Bianca is Cassio’s lover, who plays an essential role in the play’s tragic development. She participates in Iago’s scheme against her will, helping Othello believe that Desdemona is dishonest. In love with Cassio, Bianca is jealous of him, suspecting him of cheating.
In Scene 1 of Act 4, Iago and Cassio discuss sexual exploits with Bianca. They are berating her for her feelings and devotion, with Cassio refusing to marry her:
I marry her! What? A customer! Prithee, bear some
charity to my wit: do not think it so unwholesome.
(Act 4, Scene 1)
Othello overhears them, thinking that they are talking about Desdemona. He is overwhelmed with rage and jealousy, incapable of seeing reality.
Then Bianca enters the scene with Desdemona’s handkerchief. She throws it at Cassio’s feet, confirming Othello’s suspicions:
Let the devil and his dam haunt you! What did you
mean by that same handkerchief you gave me even now?
I was a fine fool to take it. I must take out the
work? A likely piece of work, that you should find
it in your chamber, and not know who left it there!
(Act 4, Scene 1)
This scene is the turning point in the plot development. Bianca works like a tool in Iago’s plan, which leads to an unfortunate result. It proves Othello’s suspicions and makes him desire to murder Desdemona and Cassio.
Bianca is portrayed as an archetypal vulnerable woman. Treated like a sexual object, she depends on men and is abused by them. She is a prostitute looking for love, which she foolishly thinks Cassio can give her. He promises to marry her but treats her without respect and keeps their relationship hidden. Besides, Cassio berates her behind her back.

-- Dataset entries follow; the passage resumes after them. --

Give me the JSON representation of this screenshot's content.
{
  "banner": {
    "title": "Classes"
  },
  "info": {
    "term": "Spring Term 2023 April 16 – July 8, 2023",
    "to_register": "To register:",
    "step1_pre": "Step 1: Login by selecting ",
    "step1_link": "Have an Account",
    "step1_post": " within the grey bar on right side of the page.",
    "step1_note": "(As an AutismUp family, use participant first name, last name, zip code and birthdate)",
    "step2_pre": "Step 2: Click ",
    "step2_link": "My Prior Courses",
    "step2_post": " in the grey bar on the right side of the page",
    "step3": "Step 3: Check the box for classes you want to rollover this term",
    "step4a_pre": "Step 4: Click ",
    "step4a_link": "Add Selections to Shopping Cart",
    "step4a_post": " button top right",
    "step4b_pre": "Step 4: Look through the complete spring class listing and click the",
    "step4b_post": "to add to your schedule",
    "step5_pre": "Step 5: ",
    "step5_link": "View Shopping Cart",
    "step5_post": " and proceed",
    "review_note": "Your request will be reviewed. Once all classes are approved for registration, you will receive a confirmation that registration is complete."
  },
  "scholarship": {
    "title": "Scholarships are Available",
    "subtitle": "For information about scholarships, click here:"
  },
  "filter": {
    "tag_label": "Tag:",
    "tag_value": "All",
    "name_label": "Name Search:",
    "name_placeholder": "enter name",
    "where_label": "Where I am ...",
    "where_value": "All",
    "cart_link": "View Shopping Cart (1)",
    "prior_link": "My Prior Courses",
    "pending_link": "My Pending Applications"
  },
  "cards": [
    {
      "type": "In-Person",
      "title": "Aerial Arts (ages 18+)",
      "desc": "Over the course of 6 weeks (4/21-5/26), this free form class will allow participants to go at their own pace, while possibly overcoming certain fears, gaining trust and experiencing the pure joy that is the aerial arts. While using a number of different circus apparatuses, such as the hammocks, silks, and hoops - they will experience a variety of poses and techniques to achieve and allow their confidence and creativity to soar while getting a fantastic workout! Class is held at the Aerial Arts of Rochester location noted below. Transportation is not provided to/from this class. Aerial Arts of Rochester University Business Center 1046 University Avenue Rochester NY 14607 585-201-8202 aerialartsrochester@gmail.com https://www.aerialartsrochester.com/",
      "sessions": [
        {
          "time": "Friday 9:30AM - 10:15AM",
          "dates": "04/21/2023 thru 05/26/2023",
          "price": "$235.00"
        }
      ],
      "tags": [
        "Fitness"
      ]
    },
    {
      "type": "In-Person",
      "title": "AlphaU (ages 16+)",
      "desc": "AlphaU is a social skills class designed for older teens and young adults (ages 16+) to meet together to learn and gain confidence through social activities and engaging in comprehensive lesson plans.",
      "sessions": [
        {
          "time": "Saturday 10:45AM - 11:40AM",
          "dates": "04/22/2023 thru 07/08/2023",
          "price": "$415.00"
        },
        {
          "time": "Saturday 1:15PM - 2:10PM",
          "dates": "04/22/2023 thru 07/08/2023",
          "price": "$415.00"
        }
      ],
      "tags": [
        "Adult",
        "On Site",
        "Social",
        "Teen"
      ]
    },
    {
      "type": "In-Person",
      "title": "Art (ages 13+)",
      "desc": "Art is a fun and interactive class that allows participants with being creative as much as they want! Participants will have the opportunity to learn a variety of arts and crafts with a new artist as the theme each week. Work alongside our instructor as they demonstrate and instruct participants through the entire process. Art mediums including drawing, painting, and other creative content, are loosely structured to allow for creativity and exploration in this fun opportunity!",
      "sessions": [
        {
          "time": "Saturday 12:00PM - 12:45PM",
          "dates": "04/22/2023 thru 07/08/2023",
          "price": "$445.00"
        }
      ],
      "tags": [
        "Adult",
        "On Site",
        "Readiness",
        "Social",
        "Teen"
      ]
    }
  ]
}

Bianca is often compared with the characters of Desdemona and Emilia. Her sincere feelings towards Cassio can be compared with Desdemona. Yet Emilia’s cynical conformity to social norms is paralleled with Bianca. As the only unmarried woman in the play, she doesn’t officially belong to any man. Free to leave her lover at any moment, she is more liberated than any other female character. Despite her low social status and reputation, Bianca has more freedom.
Her unfounded jealousy mirrors Othello’s grudge. However, unlike him, Bianca has no power to take action and lacks wicked plans for revenge.